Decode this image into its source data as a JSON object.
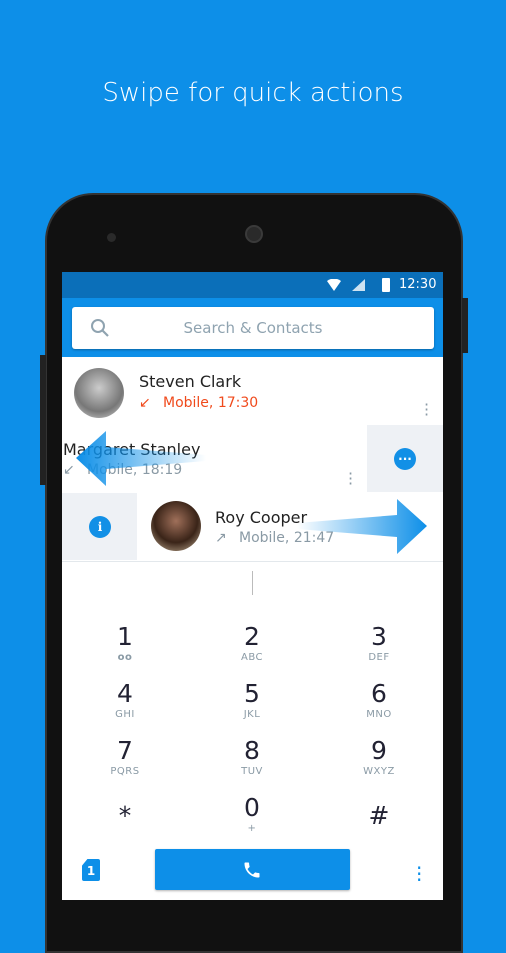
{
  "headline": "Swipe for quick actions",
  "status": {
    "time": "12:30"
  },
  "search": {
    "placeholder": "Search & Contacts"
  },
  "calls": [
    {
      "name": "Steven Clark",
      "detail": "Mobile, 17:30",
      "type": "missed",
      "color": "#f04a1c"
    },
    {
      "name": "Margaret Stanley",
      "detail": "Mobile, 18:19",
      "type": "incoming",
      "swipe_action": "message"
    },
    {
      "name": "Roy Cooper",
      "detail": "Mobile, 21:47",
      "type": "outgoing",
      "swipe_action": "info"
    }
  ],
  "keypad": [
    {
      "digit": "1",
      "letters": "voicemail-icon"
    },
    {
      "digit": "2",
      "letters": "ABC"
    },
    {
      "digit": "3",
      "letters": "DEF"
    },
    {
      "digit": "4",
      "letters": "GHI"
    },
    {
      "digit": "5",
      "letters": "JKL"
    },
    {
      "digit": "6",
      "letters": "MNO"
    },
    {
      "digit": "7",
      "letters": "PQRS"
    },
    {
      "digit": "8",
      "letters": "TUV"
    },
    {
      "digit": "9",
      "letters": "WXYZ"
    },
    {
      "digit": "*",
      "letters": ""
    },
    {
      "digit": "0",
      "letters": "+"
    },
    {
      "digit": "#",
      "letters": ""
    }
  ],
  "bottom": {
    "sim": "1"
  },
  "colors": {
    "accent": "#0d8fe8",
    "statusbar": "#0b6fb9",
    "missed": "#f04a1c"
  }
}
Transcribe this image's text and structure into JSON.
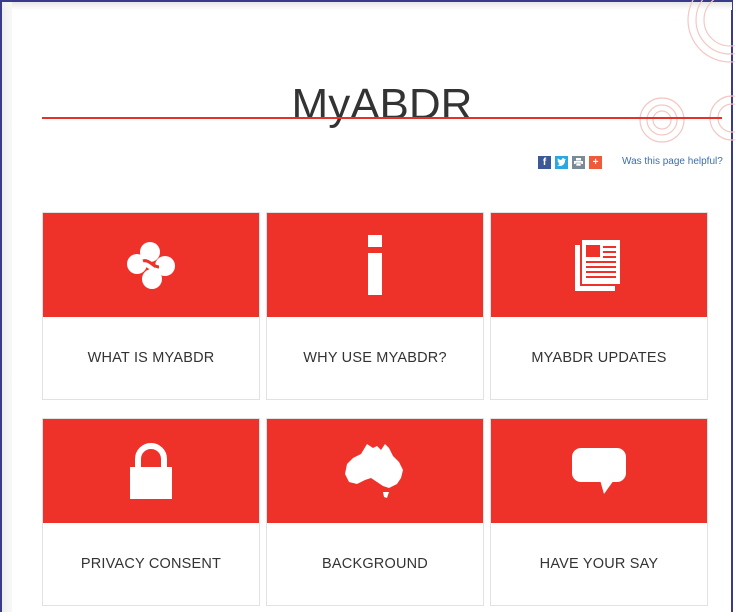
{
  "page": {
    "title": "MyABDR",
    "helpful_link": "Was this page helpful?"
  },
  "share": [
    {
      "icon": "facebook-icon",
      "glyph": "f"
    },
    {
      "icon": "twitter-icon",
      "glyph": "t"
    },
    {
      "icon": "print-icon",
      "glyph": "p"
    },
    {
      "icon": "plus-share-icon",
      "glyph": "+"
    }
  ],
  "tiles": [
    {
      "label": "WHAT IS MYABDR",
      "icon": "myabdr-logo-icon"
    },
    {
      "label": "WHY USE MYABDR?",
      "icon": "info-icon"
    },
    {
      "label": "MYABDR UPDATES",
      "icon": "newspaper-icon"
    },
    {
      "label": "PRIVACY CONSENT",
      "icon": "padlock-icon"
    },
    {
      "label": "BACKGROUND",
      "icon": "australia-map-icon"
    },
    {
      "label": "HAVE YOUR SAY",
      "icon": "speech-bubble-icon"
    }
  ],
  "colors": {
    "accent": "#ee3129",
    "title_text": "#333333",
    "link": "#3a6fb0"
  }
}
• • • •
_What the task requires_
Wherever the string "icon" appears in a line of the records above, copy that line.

_Response to this exercise_
      "letters": "voicemail-icon"
      "icon": "facebook-icon",
      "icon": "twitter-icon",
      "icon": "print-icon",
      "icon": "plus-share-icon",
      "icon": "myabdr-logo-icon"
      "icon": "info-icon"
      "icon": "newspaper-icon"
      "icon": "padlock-icon"
      "icon": "australia-map-icon"
      "icon": "speech-bubble-icon"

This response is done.